VisibleBeforeBeginobject visible before its animation time starts?TRUE


Example 1

With increasing radius, Waterman polyhedra get ever closer to spheres:

plot(plot::Waterman(r, r=0..10,
                    PointsVisible, PointSize=1,
     plot::Sphere(r, [0,0,0], r=0..10,

Example 2

Waterman polyhedra have a rather general definition and can be made from spheres centered anywhere:

plot(plot::Waterman(5, Center=[0,0,0]))

plot(plot::Waterman(5, Center=[0,0,1]))

To translate or scale a Waterman polyhedron, use plot::Translate3d and plot::Scale3d:

n := 3:
r := i -> 3/2+sqrt(i+1):
plot(plot::Translate3d([i mod n, i div n, 0],
               plot::Scale3d([1/(3*r(i)) $ 3],
                  plot::Waterman(r(i), Color=RGB::random())))
     $ i = 0..n^2-1, Axes=None)

Example 3

As usual, many attributes can be animated, although by the nature of Waterman polyhedra, the resulting animation will not be smooth:

plot(plot::Waterman(5, Center=[a/PI, cos(a), 0],
     AnimationStyle=BackAndForth, CameraDirection=[0,0.1,1])

Example 4

The LineColorFunction and FillColorFunction attributes can be set to functions which get indices of the currently painted surfacepolygon and its current vertex as fourth and fifth argument, respectively.
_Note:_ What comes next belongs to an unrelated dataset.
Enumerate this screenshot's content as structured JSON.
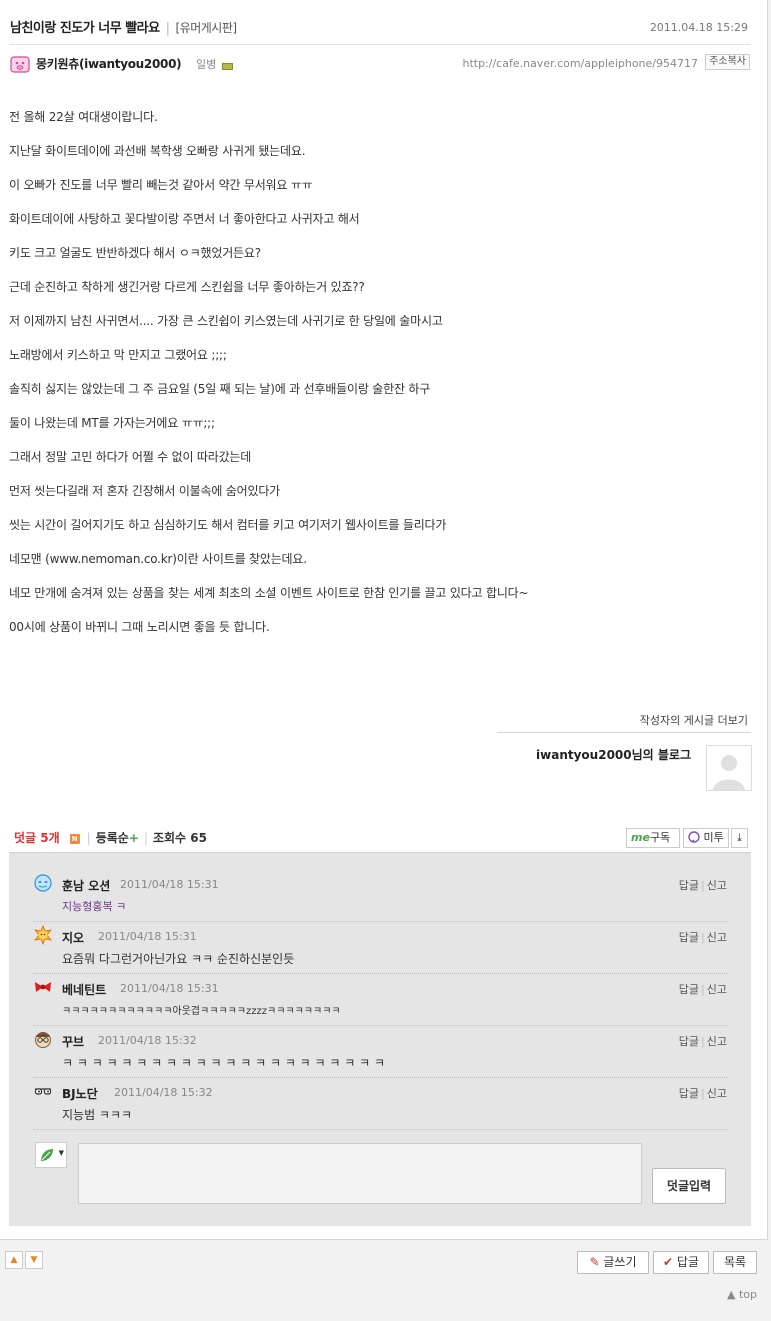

This allows to color the polygons individually:

colors := [RGB::random() $ i = 1..42]:
plot(plot::Waterman(5, FillColorFunction=((x,y,z,i) -> colors[i])))

Another way of getting random colors which remain constant for each polygon is to use a procedure with option remember:

col := 
  option remember;
  RGB::fromHSV([360*frandom(), 1, 1]);
plot(plot::Waterman(7, FillColorFunction=((x,y,z,i) -> col(i))))



An arithmetical expression: the radius of the polyhedron (see below for details).

r is equivalent to the attribute Radius.


Animation parameter, specified as a = amin..amax, where amin is the initial parameter value, and amax is the final parameter value.


plot::Waterman uses plot::hull (and therefore, the Geometry Centre's qhull code) to compute the convex hull of the coordinates. Most of the remaining code has been contributed by Mirek Majewski.